Because that's exactly what banks do: make money --for their owners, which these days include a lot of non-human entities.  No, aliens haven't invaded Wall Street and the City of London (or have they?).  I'm talking about corporations, yet another creature of this viper's brood spawned by human greed.  A corporation is an artificial "person" who can own property, buy and sell property, sue and be sued in court, and rape young maidens with impunity (ok, rape is never funny, I get it, I'm sorry, won't do it again).  Actually corporations were invented in order to protect investors from those rapacious (not the same thing as rapists :-P) bankers!  How ironic is it that the banks that are "too big to fail" are all owned in whole or part by corporations?  Cosimo de Medicci is having a big laugh about that in his grave right now.

Yes, I have a huge honker,
but I'm not Jewish, you racist
Don't get me wrong: overall, I like banks.  Hell, I used to work for one in my younger days.  I especially like community credit unions, who loan money to local people and businesses with an eye more towards community betterment than towards shareholder dividends.  Remember George Bailey in It's a Wonderful Life and his building & loan society?  He's MY kind of banker.

Even the big commercial banks have their uses.  Without adequate financial resources, the U.S.A. couldn't maintain its totally kick-ass, nuclear missile-loaded armed forces, which makes it suicide for a respectable country to attack us --in fact, the only successful attackers as of late were suicide-minded asshole hijackers.  Without the dough-re-mi, there wouldn't have been a man on the moon or a robot leaving the solar system.  Money, and lots of it, is needed for everything from our road infrastructure to our gas, electric and sewer networks.  Money is being used to turn nuclear energy into electricity (and toxic waste.  Don't forget the toxic waste), wind into electricity, falling water into electricity, coal into electricity, natural gas and oil into electricity so that the whole world can watch commercials on their flat-screen T.V.'s.  For banks.  Starring has-been celebs.

They pay us tons to do their commercials,
which keeps us famous.  Win-Win.
So my friendly reader, give-it-up for banks.  Maybe Jefferson was wrong when he called large concentrations of capital inherently inconsistent with individual liberty.  Maybe, just maybe, Adam Smith's Invisible Hand is doing much more than just giving us an Invisible Hand-job.  Maybe money IS good for people.  But have you ever noticed that the people who lust after money the most are the poor? --rich people treat it like a burden that needs to be locked up.  In a bank.  Where only they can fondle it.  Wow, what would Freud say about the psychosis behind today's banking industry?

Sometimes it really IS a
dick up your ass.  What?

1 comment:

  1. Loved this!! (like a few of your tags too ;-) )

    In this area, we have a chapter of the Life Currency Coop Exchange . It's pretty cool and is an exchange of goods and services.

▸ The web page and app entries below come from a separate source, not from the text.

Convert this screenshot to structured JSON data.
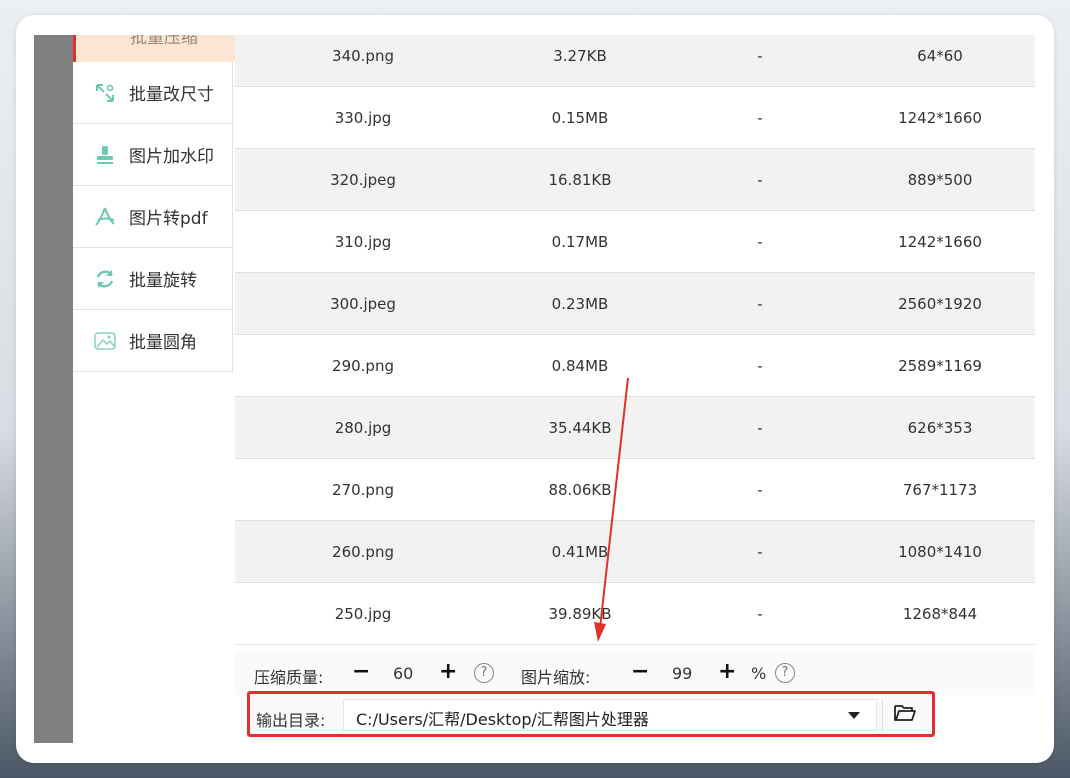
{
  "sidebar": {
    "top_label": "批量压缩",
    "items": [
      {
        "label": "批量改尺寸",
        "icon": "resize-icon"
      },
      {
        "label": "图片加水印",
        "icon": "watermark-stamp-icon"
      },
      {
        "label": "图片转pdf",
        "icon": "pdf-icon"
      },
      {
        "label": "批量旋转",
        "icon": "rotate-icon"
      },
      {
        "label": "批量圆角",
        "icon": "rounded-image-icon"
      }
    ]
  },
  "table": {
    "rows": [
      {
        "name": "340.png",
        "size": "3.27KB",
        "status": "-",
        "dims": "64*60"
      },
      {
        "name": "330.jpg",
        "size": "0.15MB",
        "status": "-",
        "dims": "1242*1660"
      },
      {
        "name": "320.jpeg",
        "size": "16.81KB",
        "status": "-",
        "dims": "889*500"
      },
      {
        "name": "310.jpg",
        "size": "0.17MB",
        "status": "-",
        "dims": "1242*1660"
      },
      {
        "name": "300.jpeg",
        "size": "0.23MB",
        "status": "-",
        "dims": "2560*1920"
      },
      {
        "name": "290.png",
        "size": "0.84MB",
        "status": "-",
        "dims": "2589*1169"
      },
      {
        "name": "280.jpg",
        "size": "35.44KB",
        "status": "-",
        "dims": "626*353"
      },
      {
        "name": "270.png",
        "size": "88.06KB",
        "status": "-",
        "dims": "767*1173"
      },
      {
        "name": "260.png",
        "size": "0.41MB",
        "status": "-",
        "dims": "1080*1410"
      },
      {
        "name": "250.jpg",
        "size": "39.89KB",
        "status": "-",
        "dims": "1268*844"
      }
    ]
  },
  "controls": {
    "quality_label": "压缩质量:",
    "minus": "−",
    "plus": "+",
    "quality_value": "60",
    "scale_label": "图片缩放:",
    "scale_value": "99",
    "percent": "%",
    "help": "?"
  },
  "output": {
    "label": "输出目录:",
    "path": "C:/Users/汇帮/Desktop/汇帮图片处理器"
  },
  "colors": {
    "highlight_red": "#e0312b",
    "icon_teal": "#6cc9b3",
    "sidebar_active_bg": "#fde5d3"
  }
}
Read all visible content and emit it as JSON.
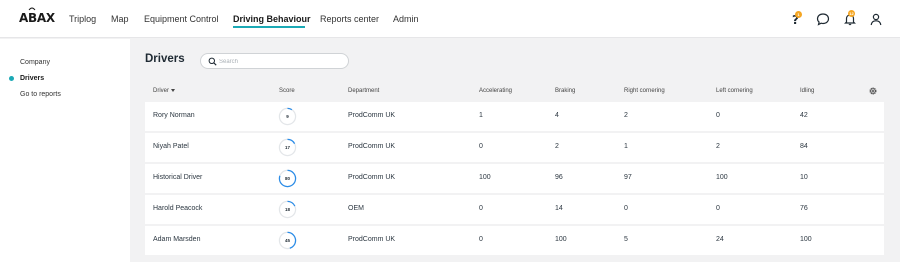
{
  "app": {
    "logo": "ABAX",
    "nav": [
      "Triplog",
      "Map",
      "Equipment Control",
      "Driving Behaviour",
      "Reports center",
      "Admin"
    ],
    "active_nav": "Driving Behaviour",
    "badges": {
      "help": "1",
      "notifications": "12"
    },
    "icons": [
      "help-icon",
      "chat-icon",
      "bell-icon",
      "user-icon"
    ]
  },
  "sidebar": {
    "items": [
      {
        "label": "Company",
        "active": false
      },
      {
        "label": "Drivers",
        "active": true
      },
      {
        "label": "Go to reports",
        "active": false
      }
    ]
  },
  "main": {
    "title": "Drivers",
    "search": {
      "placeholder": "Search",
      "value": ""
    },
    "columns": [
      "Driver",
      "Score",
      "Department",
      "Accelerating",
      "Braking",
      "Right cornering",
      "Left cornering",
      "Idling"
    ],
    "rows": [
      {
        "driver": "Rory Norman",
        "score": 9,
        "department": "ProdComm UK",
        "accelerating": "1",
        "braking": "4",
        "right": "2",
        "left": "0",
        "idling": "42"
      },
      {
        "driver": "Niyah Patel",
        "score": 17,
        "department": "ProdComm UK",
        "accelerating": "0",
        "braking": "2",
        "right": "1",
        "left": "2",
        "idling": "84"
      },
      {
        "driver": "Historical Driver",
        "score": 80,
        "department": "ProdComm UK",
        "accelerating": "100",
        "braking": "96",
        "right": "97",
        "left": "100",
        "idling": "10"
      },
      {
        "driver": "Harold Peacock",
        "score": 18,
        "department": "OEM",
        "accelerating": "0",
        "braking": "14",
        "right": "0",
        "left": "0",
        "idling": "76"
      },
      {
        "driver": "Adam Marsden",
        "score": 45,
        "department": "ProdComm UK",
        "accelerating": "0",
        "braking": "100",
        "right": "5",
        "left": "24",
        "idling": "100"
      }
    ]
  },
  "colors": {
    "accent": "#1ba9b5",
    "score_ring": "#2a8ce8",
    "badge": "#f5a623"
  }
}
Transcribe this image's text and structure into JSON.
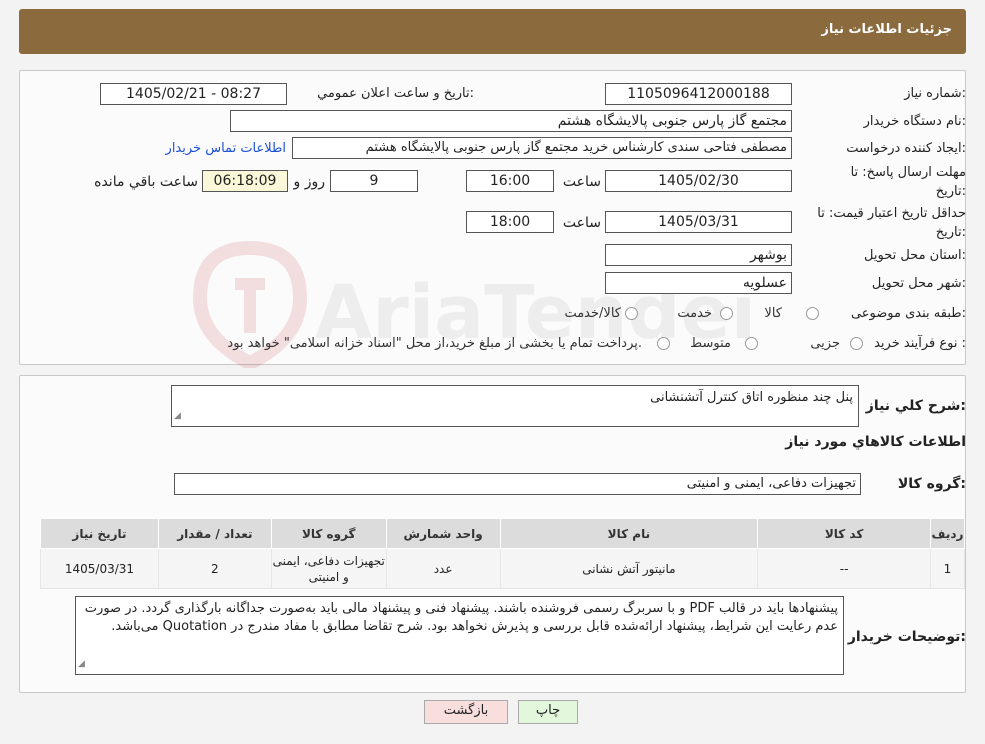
{
  "header": {
    "title": "جزئیات اطلاعات نیاز"
  },
  "form": {
    "need_number_label": "شماره نیاز:",
    "need_number": "1105096412000188",
    "announce_label": "تاریخ و ساعت اعلان عمومي:",
    "announce_value": "1405/02/21 - 08:27",
    "buyer_org_label": "نام دستگاه خریدار:",
    "buyer_org": "مجتمع گاز پارس جنوبی  پالایشگاه هشتم",
    "requester_label": "ایجاد کننده درخواست:",
    "requester": "مصطفی فتاحی سندی کارشناس خرید مجتمع گاز پارس جنوبی  پالایشگاه هشتم",
    "contact_link": "اطلاعات تماس خریدار",
    "deadline_label_1": "مهلت ارسال پاسخ: تا",
    "deadline_label_2": "تاریخ:",
    "deadline_date": "1405/02/30",
    "time_label": "ساعت",
    "deadline_time": "16:00",
    "days_value": "9",
    "days_label": "روز و",
    "remaining_value": "06:18:09",
    "remaining_label": "ساعت باقي مانده",
    "validity_label_1": "حداقل تاریخ اعتبار قیمت: تا",
    "validity_label_2": "تاریخ:",
    "validity_date": "1405/03/31",
    "validity_time_label": "ساعت",
    "validity_time": "18:00",
    "province_label": "استان محل تحویل:",
    "province": "بوشهر",
    "city_label": "شهر محل تحویل:",
    "city": "عسلویه",
    "category_label": "طبقه بندی موضوعی:",
    "category_options": [
      "کالا",
      "خدمت",
      "کالا/خدمت"
    ],
    "process_label": "نوع فرآیند خرید :",
    "process_options": [
      "جزیی",
      "متوسط"
    ],
    "process_note": "پرداخت تمام یا بخشی از مبلغ خرید،از محل \"اسناد خزانه اسلامی\" خواهد بود."
  },
  "details": {
    "summary_label": "شرح کلي نیاز:",
    "summary": "پنل چند منظوره اتاق کنترل آتشنشانی",
    "items_title": "اطلاعات کالاهاي مورد نیاز",
    "group_label": "گروه کالا:",
    "group": "تجهیزات دفاعی، ایمنی و امنیتی",
    "table": {
      "headers": [
        "ردیف",
        "کد کالا",
        "نام کالا",
        "واحد شمارش",
        "گروه کالا",
        "تعداد / مقدار",
        "تاریخ نیاز"
      ],
      "rows": [
        [
          "1",
          "--",
          "مانیتور آتش نشانی",
          "عدد",
          "تجهیزات دفاعی، ایمنی و امنیتی",
          "2",
          "1405/03/31"
        ]
      ]
    },
    "buyer_notes_label": "توضیحات خریدار:",
    "buyer_notes": "پیشنهادها باید در قالب PDF و با سربرگ رسمی فروشنده باشند. پیشنهاد فنی و پیشنهاد مالی باید به‌صورت جداگانه بارگذاری گردد. در صورت عدم رعایت این شرایط، پیشنهاد ارائه‌شده قابل بررسی و پذیرش نخواهد بود. شرح تقاضا مطابق با مفاد مندرج در Quotation می‌باشد."
  },
  "buttons": {
    "print": "چاپ",
    "back": "بازگشت"
  },
  "watermark": {
    "text": "AriaTender.neT"
  },
  "colors": {
    "header": "#8b6a3e",
    "link": "#1a4fd6",
    "back_btn": "#f9dede",
    "print_btn": "#e3f7dc"
  }
}
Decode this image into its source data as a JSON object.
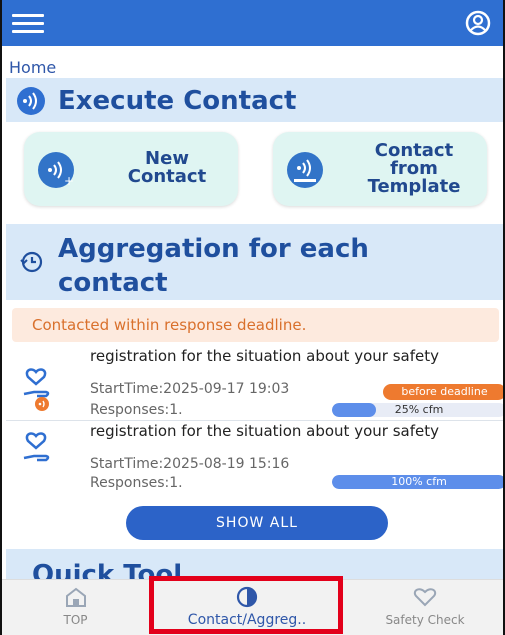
{
  "header": {
    "menu_icon": "hamburger-icon",
    "profile_icon": "user-circle-icon",
    "color": "#2f6fd1"
  },
  "breadcrumb": "Home",
  "execute": {
    "title": "Execute Contact",
    "new_contact": "New\nContact",
    "template": "Contact\nfrom\nTemplate"
  },
  "aggregation": {
    "title": "Aggregation for each contact",
    "notice": "Contacted within response deadline.",
    "items": [
      {
        "title": "registration for the situation about your safety",
        "start": "StartTime:2025-09-17 19:03",
        "responses": "Responses:1.",
        "badge": "before deadline",
        "progress_text": "25% cfm",
        "progress": 0.25
      },
      {
        "title": "registration for the situation about your safety",
        "start": "StartTime:2025-08-19 15:16",
        "responses": "Responses:1.",
        "progress_text": "100% cfm",
        "progress": 1.0
      }
    ],
    "show_all": "SHOW ALL"
  },
  "quick_tool": {
    "title": "Quick Tool"
  },
  "tabs": [
    {
      "label": "TOP",
      "icon": "home-icon"
    },
    {
      "label": "Contact/Aggreg..",
      "icon": "pie-chart-icon",
      "active": true
    },
    {
      "label": "Safety Check",
      "icon": "heart-icon"
    }
  ],
  "colors": {
    "accent": "#2f6fd1",
    "badge": "#ee7a2f",
    "highlight": "#e3001b"
  }
}
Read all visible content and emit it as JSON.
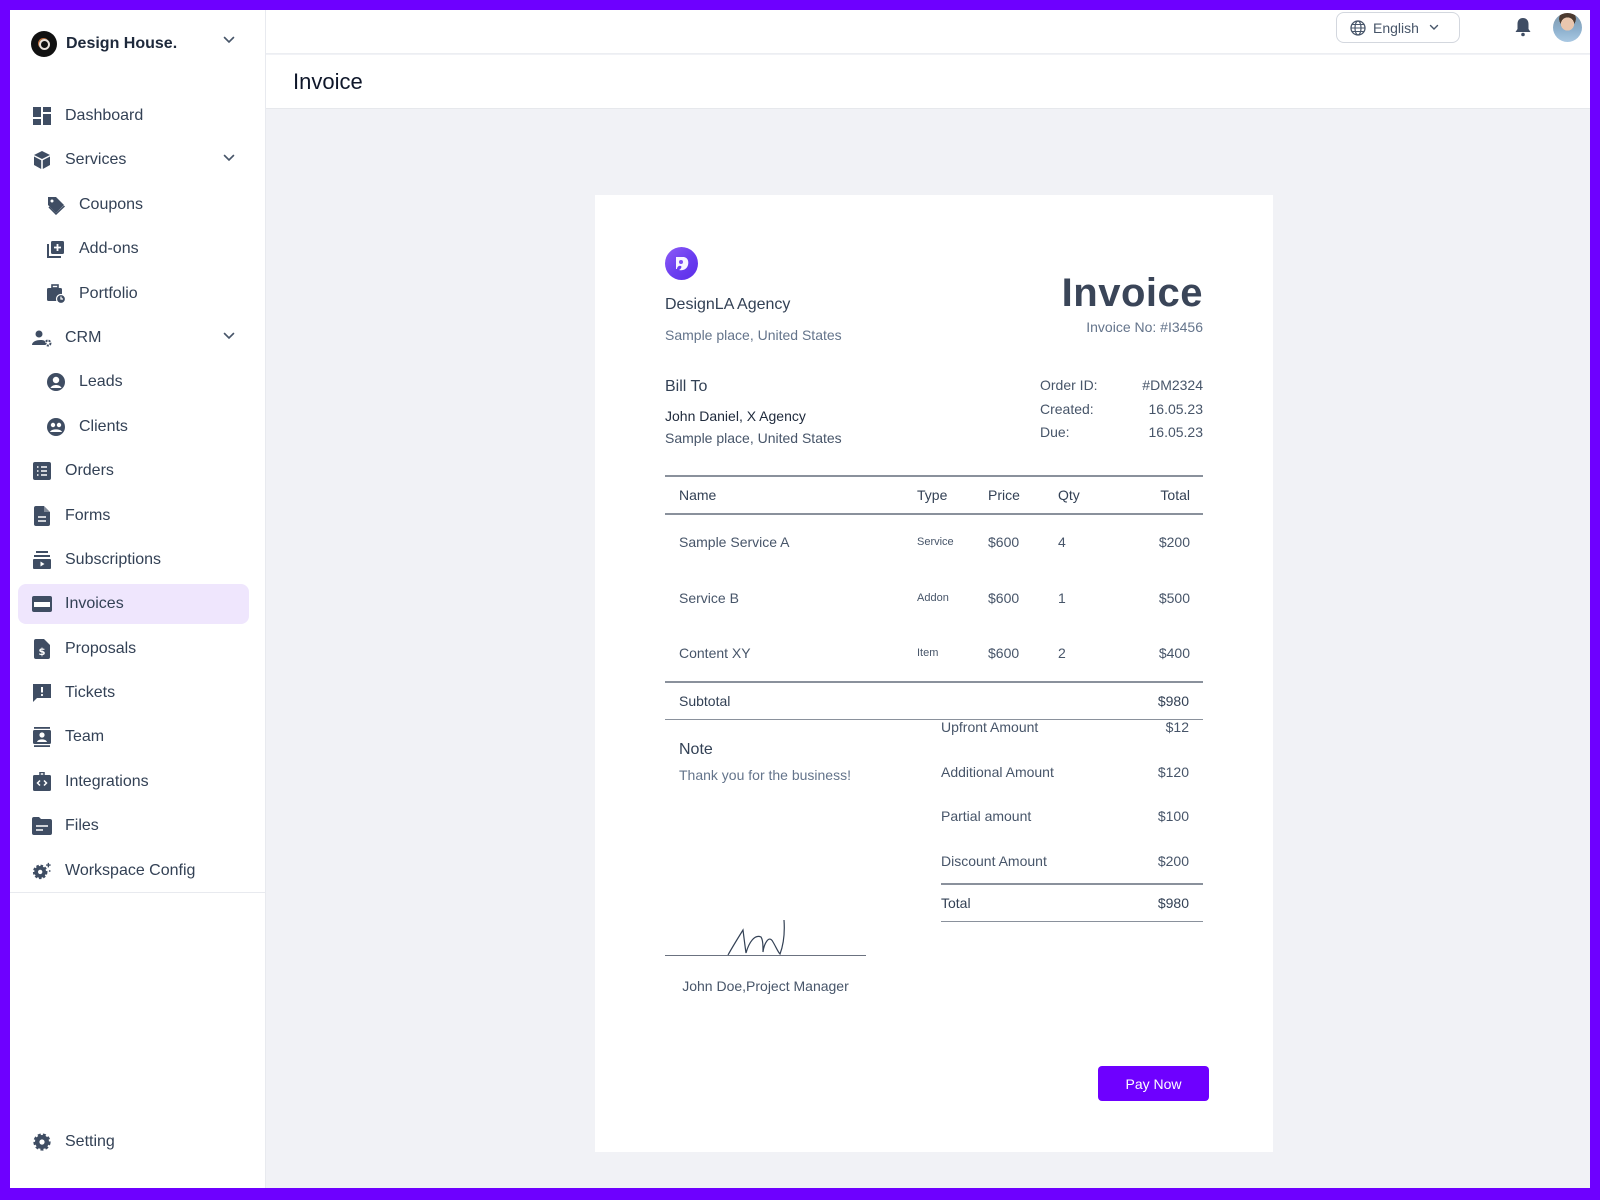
{
  "brand": {
    "name": "Design House.",
    "logo_icon": "brand-logo-icon",
    "dropdown_icon": "chevron-down-icon"
  },
  "sidebar": {
    "items": [
      {
        "label": "Dashboard",
        "icon": "dashboard-icon",
        "level": 0
      },
      {
        "label": "Services",
        "icon": "box-icon",
        "level": 0,
        "expandable": true
      },
      {
        "label": "Coupons",
        "icon": "tag-icon",
        "level": 1
      },
      {
        "label": "Add-ons",
        "icon": "add-box-icon",
        "level": 1
      },
      {
        "label": "Portfolio",
        "icon": "briefcase-clock-icon",
        "level": 1
      },
      {
        "label": "CRM",
        "icon": "user-gear-icon",
        "level": 0,
        "expandable": true
      },
      {
        "label": "Leads",
        "icon": "user-circle-icon",
        "level": 1
      },
      {
        "label": "Clients",
        "icon": "group-icon",
        "level": 1
      },
      {
        "label": "Orders",
        "icon": "list-icon",
        "level": 0
      },
      {
        "label": "Forms",
        "icon": "document-icon",
        "level": 0
      },
      {
        "label": "Subscriptions",
        "icon": "subscriptions-icon",
        "level": 0
      },
      {
        "label": "Invoices",
        "icon": "credit-card-icon",
        "level": 0,
        "active": true
      },
      {
        "label": "Proposals",
        "icon": "dollar-document-icon",
        "level": 0
      },
      {
        "label": "Tickets",
        "icon": "alert-message-icon",
        "level": 0
      },
      {
        "label": "Team",
        "icon": "contact-card-icon",
        "level": 0
      },
      {
        "label": "Integrations",
        "icon": "code-briefcase-icon",
        "level": 0
      },
      {
        "label": "Files",
        "icon": "folder-icon",
        "level": 0
      },
      {
        "label": "Workspace Config",
        "icon": "gear-sparkle-icon",
        "level": 0
      }
    ],
    "footer": {
      "label": "Setting",
      "icon": "gear-icon"
    }
  },
  "topbar": {
    "language": {
      "selected": "English",
      "icon": "globe-icon"
    },
    "notifications_icon": "bell-icon",
    "avatar": "user-avatar"
  },
  "page": {
    "title": "Invoice"
  },
  "invoice": {
    "from": {
      "company": "DesignLA Agency",
      "address": "Sample place, United States"
    },
    "title": "Invoice",
    "number_label": "Invoice No: #I3456",
    "bill_to": {
      "heading": "Bill To",
      "name": "John Daniel, X Agency",
      "address": "Sample place, United States"
    },
    "meta": [
      {
        "label": "Order ID:",
        "value": "#DM2324"
      },
      {
        "label": "Created:",
        "value": "16.05.23"
      },
      {
        "label": "Due:",
        "value": "16.05.23"
      }
    ],
    "columns": {
      "name": "Name",
      "type": "Type",
      "price": "Price",
      "qty": "Qty",
      "total": "Total"
    },
    "rows": [
      {
        "name": "Sample Service A",
        "type": "Service",
        "price": "$600",
        "qty": "4",
        "total": "$200"
      },
      {
        "name": "Service B",
        "type": "Addon",
        "price": "$600",
        "qty": "1",
        "total": "$500"
      },
      {
        "name": "Content XY",
        "type": "Item",
        "price": "$600",
        "qty": "2",
        "total": "$400"
      }
    ],
    "subtotal": {
      "label": "Subtotal",
      "value": "$980"
    },
    "note": {
      "heading": "Note",
      "text": "Thank you for the business!"
    },
    "summary": [
      {
        "label": "Upfront Amount",
        "value": "$12"
      },
      {
        "label": "Additional Amount",
        "value": "$120"
      },
      {
        "label": "Partial amount",
        "value": "$100"
      },
      {
        "label": "Discount Amount",
        "value": "$200"
      }
    ],
    "total": {
      "label": "Total",
      "value": "$980"
    },
    "signer": "John Doe,Project Manager",
    "pay_button": "Pay Now"
  },
  "colors": {
    "accent": "#6e00ff",
    "active_bg": "#efe6fd",
    "text": "#334155",
    "page_bg": "#f1f2f6"
  }
}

I've even seen that local people such as therapists will take so many life exchange credits for payment, instead of dollars.